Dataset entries
====

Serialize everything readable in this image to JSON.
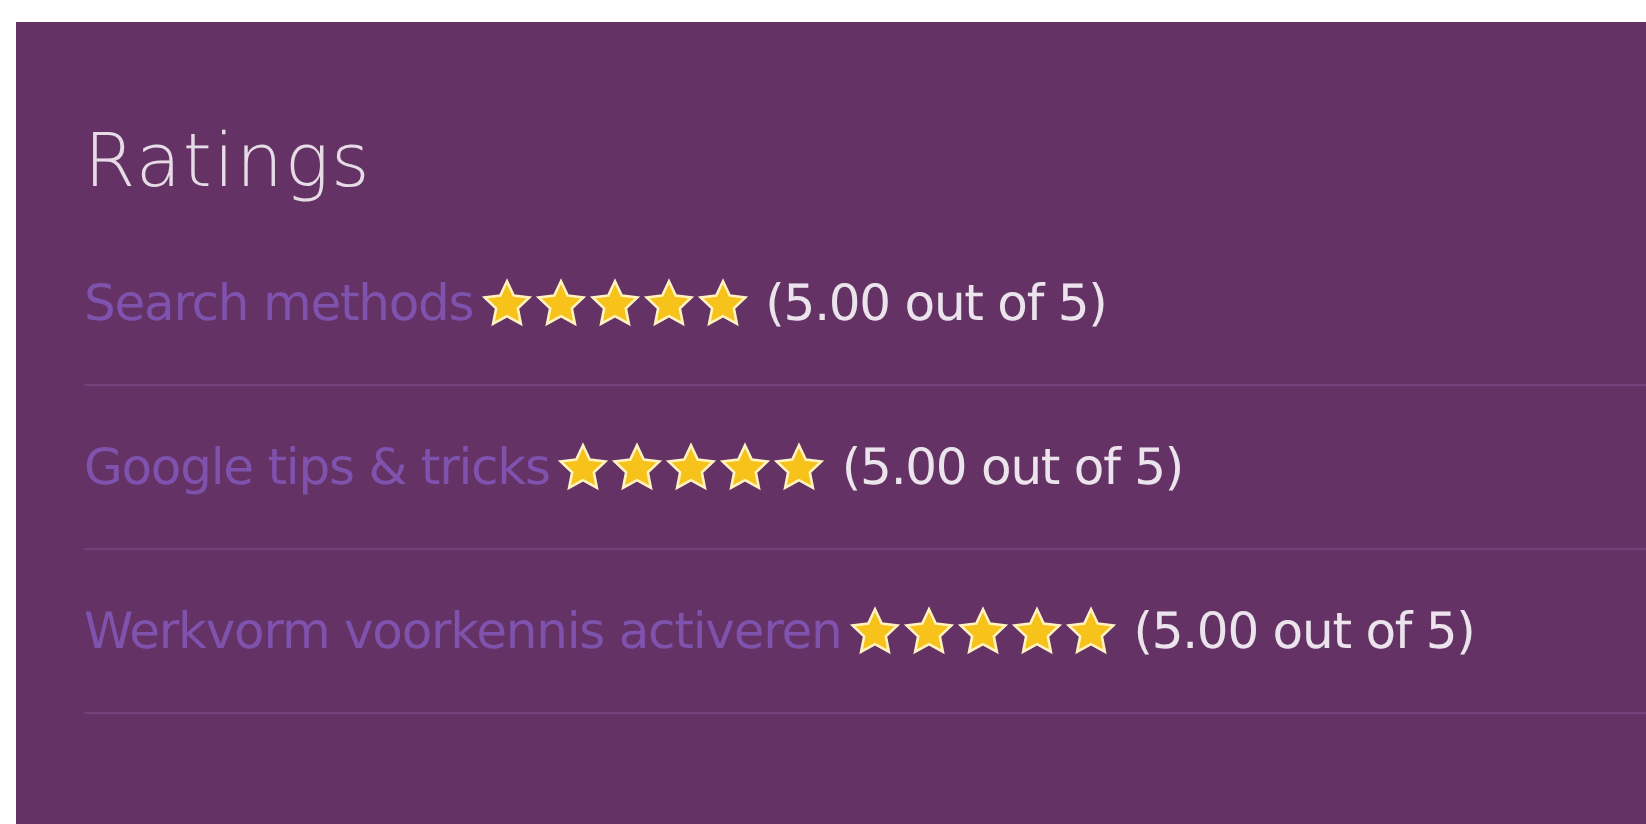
{
  "title": "Ratings",
  "ratings": [
    {
      "name": "Search methods",
      "stars": 5,
      "reading": "(5.00 out of 5)"
    },
    {
      "name": "Google tips & tricks",
      "stars": 5,
      "reading": "(5.00 out of 5)"
    },
    {
      "name": "Werkvorm voorkennis activeren",
      "stars": 5,
      "reading": "(5.00 out of 5)"
    }
  ]
}
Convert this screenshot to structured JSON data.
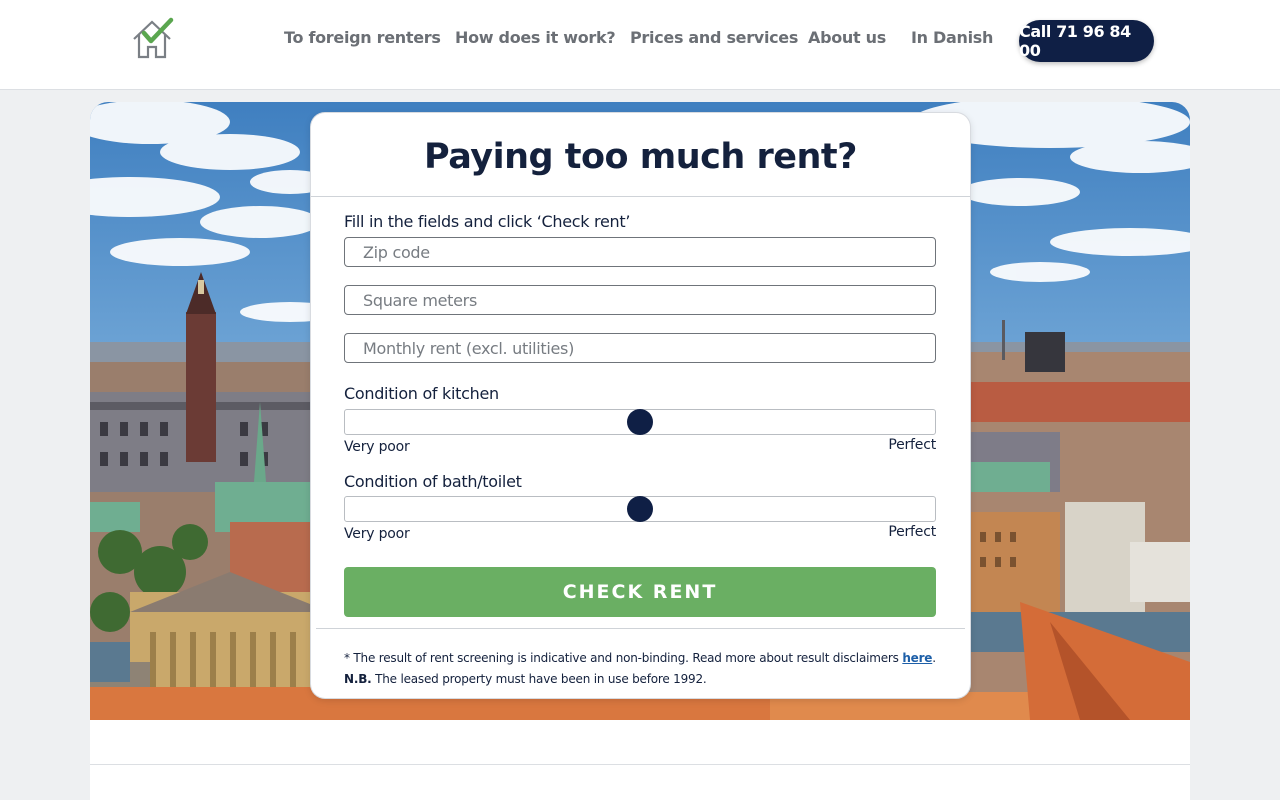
{
  "header": {
    "logo_alt": "logo",
    "nav": [
      {
        "label": "To foreign renters"
      },
      {
        "label": "How does it work?"
      },
      {
        "label": "Prices and services"
      },
      {
        "label": "About us"
      },
      {
        "label": "In Danish"
      }
    ],
    "call_button": "Call 71 96 84 00"
  },
  "form": {
    "title": "Paying too much rent?",
    "instructions": "Fill in the fields and click ‘Check rent’",
    "zip": {
      "placeholder": "Zip code",
      "value": ""
    },
    "sqm": {
      "placeholder": "Square meters",
      "value": ""
    },
    "rent": {
      "placeholder": "Monthly rent (excl. utilities)",
      "value": ""
    },
    "kitchen": {
      "label": "Condition of kitchen",
      "min_label": "Very poor",
      "max_label": "Perfect",
      "level": 0.5
    },
    "bath": {
      "label": "Condition of bath/toilet",
      "min_label": "Very poor",
      "max_label": "Perfect",
      "level": 0.5
    },
    "submit": "CHECK RENT",
    "disclaimer": {
      "text": "* The result of rent screening is indicative and non-binding. Read more about result disclaimers ",
      "link": "here",
      "after_link": ". ",
      "nb": "N.B.",
      "tail": " The leased property must have been in use before 1992."
    }
  },
  "colors": {
    "navy": "#0f1f45",
    "green_button": "#6aaf63",
    "logo_green": "#5aa64f",
    "link": "#1d5fa8"
  }
}
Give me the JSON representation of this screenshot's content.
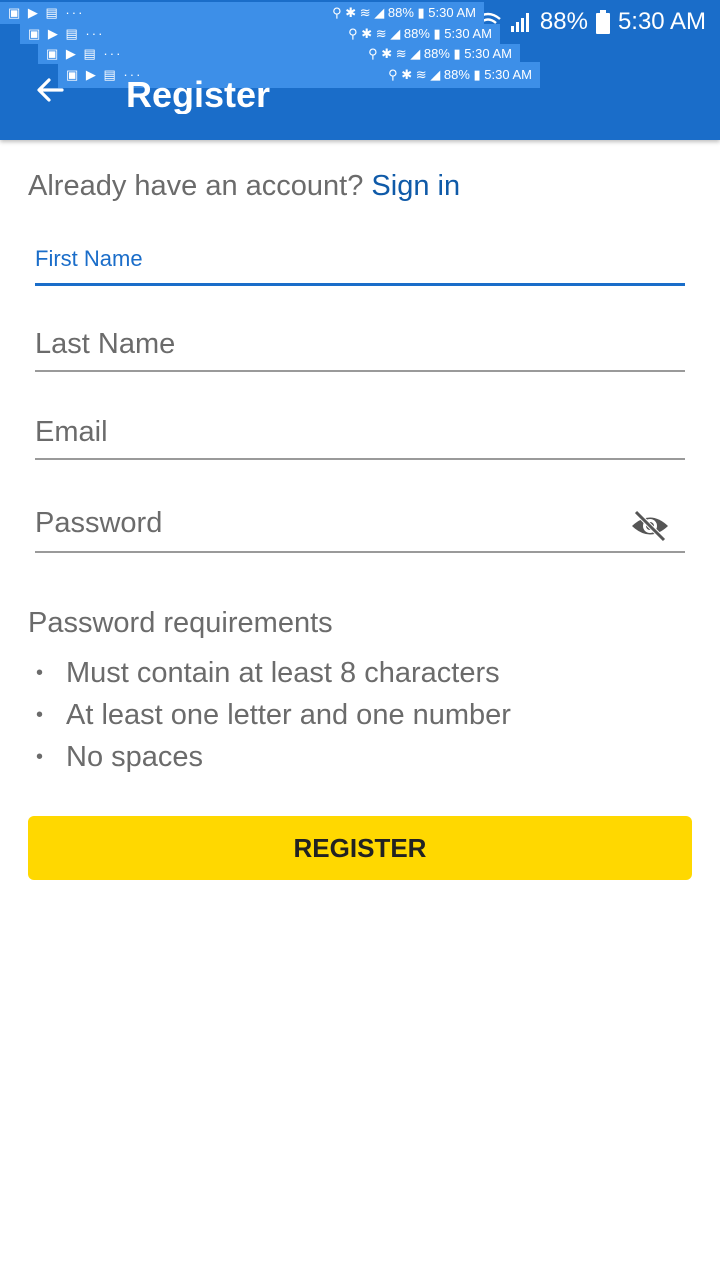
{
  "status_bar": {
    "battery": "88%",
    "time": "5:30 AM",
    "overlay_time": "5:30 AM",
    "overlay_battery": "88%",
    "overlay_dots": "···"
  },
  "app_bar": {
    "title": "Register",
    "color": "#1a6dc9"
  },
  "signin": {
    "prompt": "Already have an account?",
    "link": "Sign in"
  },
  "form": {
    "first_name": {
      "label": "First Name",
      "value": ""
    },
    "last_name": {
      "placeholder": "Last Name"
    },
    "email": {
      "placeholder": "Email"
    },
    "password": {
      "placeholder": "Password",
      "toggle_icon": "eye-off-icon"
    }
  },
  "requirements": {
    "title": "Password requirements",
    "items": [
      "Must contain at least 8 characters",
      "At least one letter and one number",
      "No spaces"
    ]
  },
  "register_button": {
    "label": "REGISTER",
    "color": "#ffd800"
  }
}
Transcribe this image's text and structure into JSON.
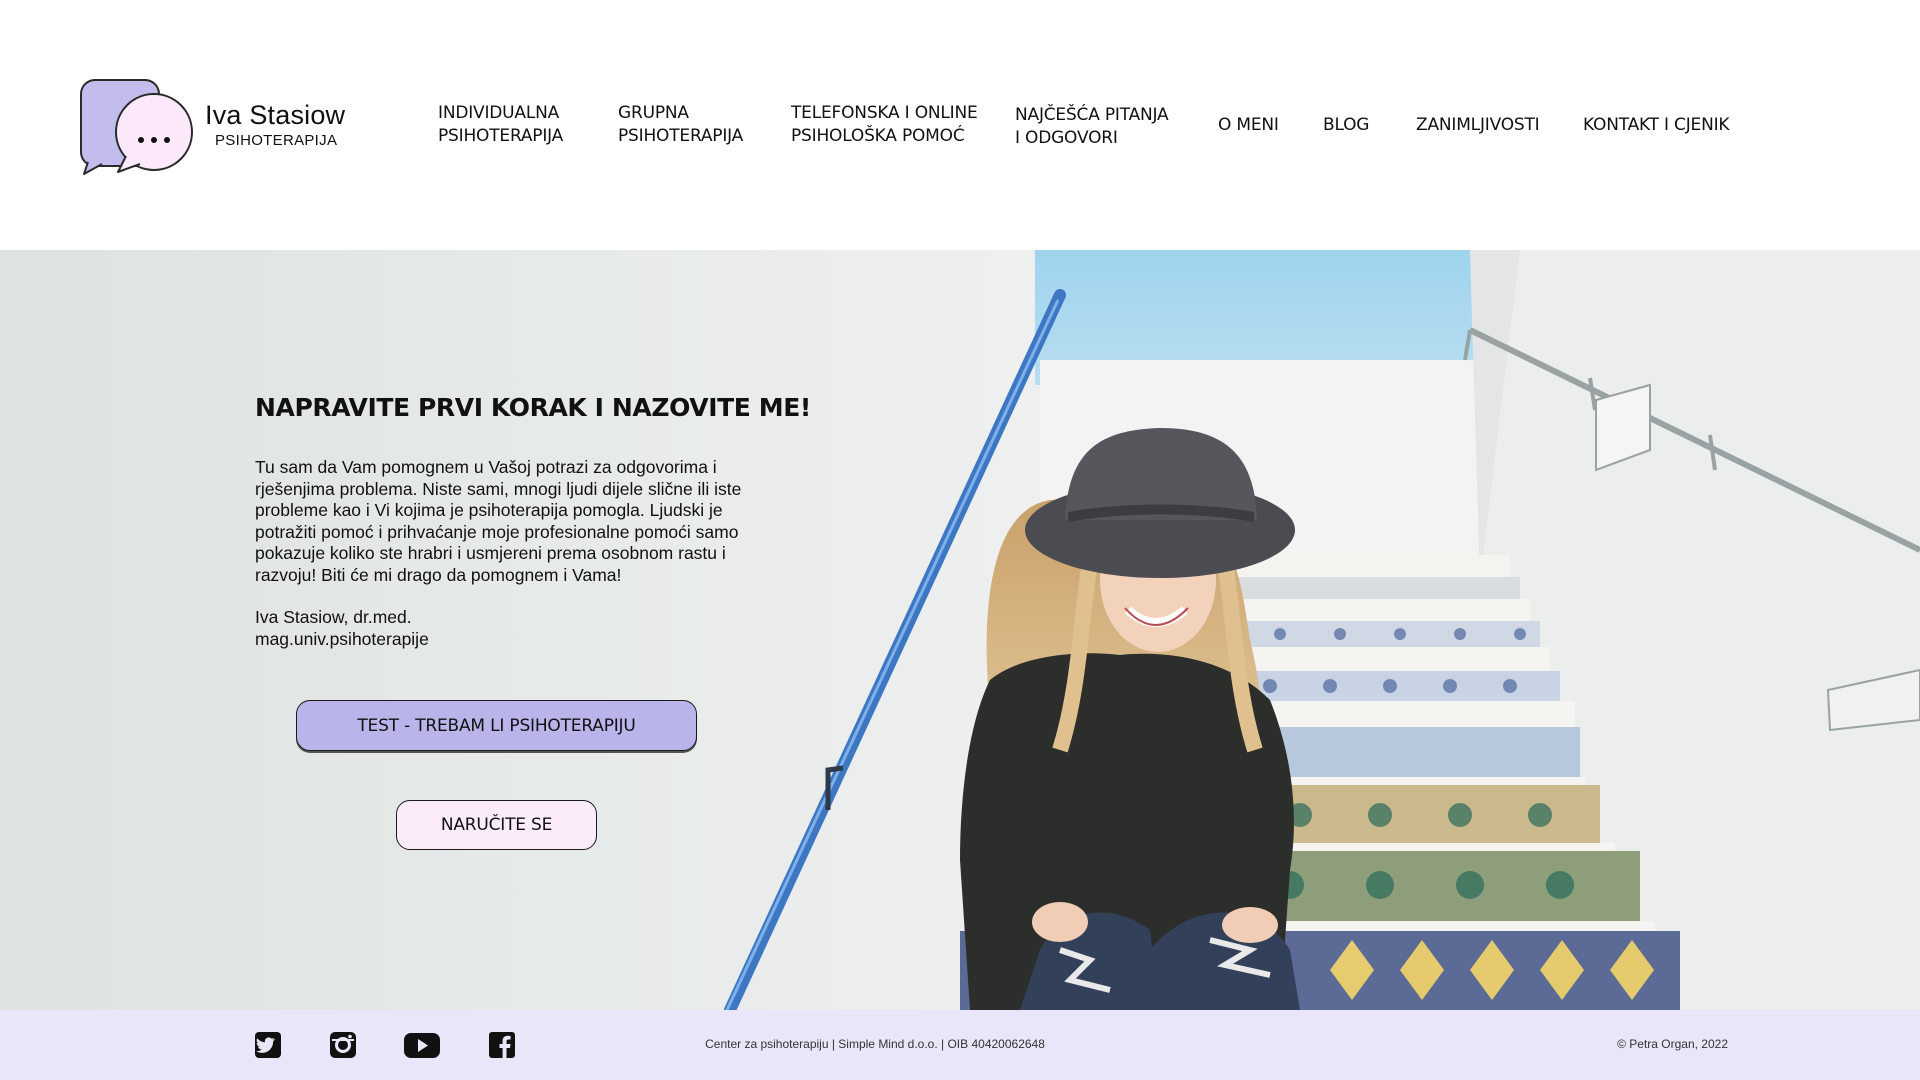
{
  "brand": {
    "name": "Iva Stasiow",
    "subtitle": "PSIHOTERAPIJA",
    "logo_icon": "speech-bubbles-icon",
    "colors": {
      "lavender": "#b9b4ea",
      "pink": "#fbebfb",
      "footer_bg": "#e8e6f8"
    }
  },
  "nav": {
    "items": [
      {
        "label": "INDIVIDUALNA\nPSIHOTERAPIJA"
      },
      {
        "label": "GRUPNA\nPSIHOTERAPIJA"
      },
      {
        "label": "TELEFONSKA I ONLINE\nPSIHOLOŠKA POMOĆ"
      },
      {
        "label": "NAJČEŠĆA PITANJA\nI ODGOVORI"
      },
      {
        "label": "O MENI"
      },
      {
        "label": "BLOG"
      },
      {
        "label": "ZANIMLJIVOSTI"
      },
      {
        "label": "KONTAKT I CJENIK"
      }
    ]
  },
  "hero": {
    "title": "NAPRAVITE PRVI KORAK I NAZOVITE ME!",
    "text": "Tu sam da Vam pomognem u Vašoj potrazi za odgovorima i rješenjima problema. Niste sami, mnogi ljudi dijele slične ili iste probleme kao i Vi kojima je psihoterapija pomogla. Ljudski je potražiti pomoć i prihvaćanje moje profesionalne pomoći samo pokazuje koliko ste hrabri i usmjereni prema osobnom rastu i razvoju! Biti će mi drago da pomognem i Vama!",
    "signature_name": "Iva Stasiow, dr.med.",
    "signature_title": "mag.univ.psihoterapije",
    "test_button": "TEST - TREBAM LI PSIHOTERAPIJU",
    "order_button": "NARUČITE SE"
  },
  "footer": {
    "social": [
      "twitter-icon",
      "instagram-icon",
      "youtube-icon",
      "facebook-icon"
    ],
    "center_text": "Center za psihoterapiju | Simple Mind d.o.o. | OIB 40420062648",
    "copyright": "© Petra Organ, 2022"
  }
}
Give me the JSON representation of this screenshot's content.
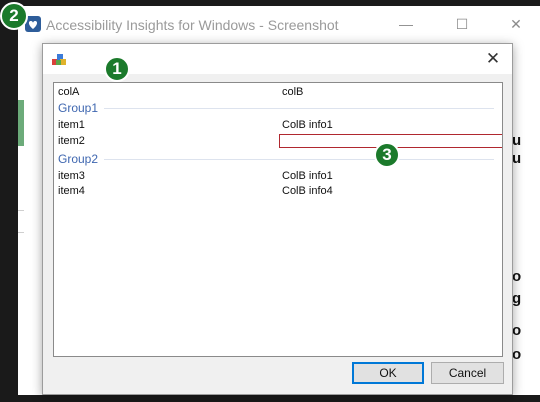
{
  "background_window": {
    "title": "Accessibility Insights for Windows - Screenshot",
    "controls": [
      "—",
      "☐",
      "✕"
    ],
    "right_fragments": [
      "u",
      "u",
      "o",
      "g",
      "o",
      "o"
    ]
  },
  "dialog": {
    "close_label": "✕",
    "list": {
      "headers": {
        "colA": "colA",
        "colB": "colB"
      },
      "groups": [
        {
          "name": "Group1",
          "rows": [
            {
              "a": "item1",
              "b": "ColB info1"
            },
            {
              "a": "item2",
              "b": ""
            }
          ]
        },
        {
          "name": "Group2",
          "rows": [
            {
              "a": "item3",
              "b": "ColB info1"
            },
            {
              "a": "item4",
              "b": "ColB info4"
            }
          ]
        }
      ]
    },
    "buttons": {
      "ok": "OK",
      "cancel": "Cancel"
    }
  },
  "callouts": {
    "one": "1",
    "two": "2",
    "three": "3"
  },
  "colors": {
    "callout": "#1b7a2b",
    "group_header": "#3f67b0",
    "selection_border": "#b0282f",
    "accent": "#6cab7a"
  }
}
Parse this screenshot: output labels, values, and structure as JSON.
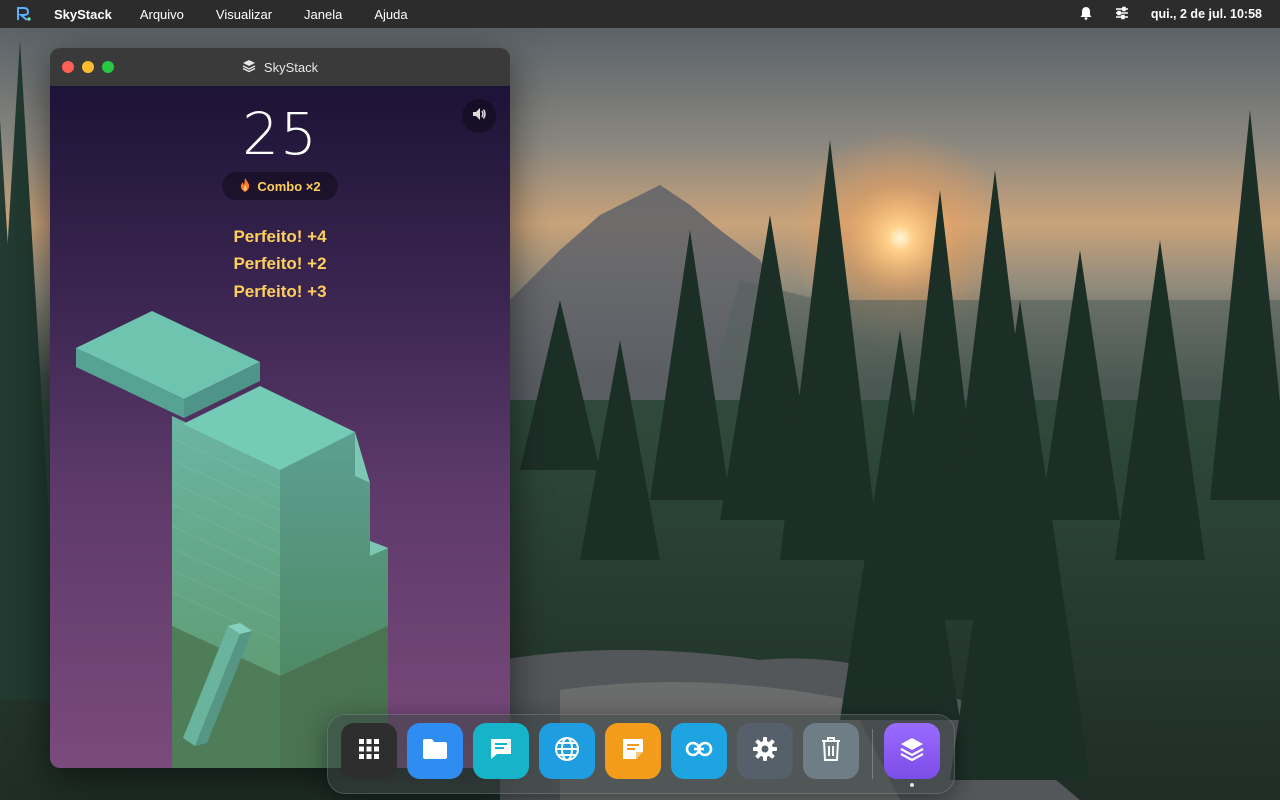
{
  "menubar": {
    "app_name": "SkyStack",
    "menus": [
      "Arquivo",
      "Visualizar",
      "Janela",
      "Ajuda"
    ],
    "clock": "qui., 2 de jul. 10:58",
    "icons": [
      "bell-icon",
      "sliders-icon"
    ]
  },
  "window": {
    "title": "SkyStack",
    "icon": "layers-icon"
  },
  "game": {
    "score": "25",
    "combo": "Combo ×2",
    "combo_icon": "flame-icon",
    "sound_icon": "speaker-icon",
    "messages": [
      "Perfeito! +4",
      "Perfeito! +2",
      "Perfeito! +3"
    ],
    "colors": {
      "block_top": "#6cc3ae",
      "bg_top": "#1d1336",
      "bg_bottom": "#7a4a7c",
      "accent": "#ffcf5c"
    }
  },
  "dock": {
    "items": [
      {
        "name": "apps-grid",
        "icon": "grid-icon",
        "color": "#2e2e2e"
      },
      {
        "name": "files",
        "icon": "folder-icon",
        "color": "#2f8cf0"
      },
      {
        "name": "messages",
        "icon": "chat-icon",
        "color": "#17b3c9"
      },
      {
        "name": "browser",
        "icon": "globe-icon",
        "color": "#1e9de0"
      },
      {
        "name": "notes",
        "icon": "note-icon",
        "color": "#f39c1b"
      },
      {
        "name": "links",
        "icon": "link-icon",
        "color": "#1ea4e0"
      },
      {
        "name": "settings",
        "icon": "gear-icon",
        "color": "#56606b"
      },
      {
        "name": "trash",
        "icon": "trash-icon",
        "color": "#6f7d86"
      },
      {
        "name": "skystack",
        "icon": "layers-icon",
        "color": "#8b5cf6"
      }
    ]
  }
}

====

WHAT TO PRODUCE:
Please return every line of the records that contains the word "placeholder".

YOUR SOLUTION:
      "placeholder": "Zip code",
      "placeholder": "Square meters",
      "placeholder": "Monthly rent (excl. utilities)",
      "placeholder": "Last Name"
      "placeholder": "Email"
      "placeholder": "Password",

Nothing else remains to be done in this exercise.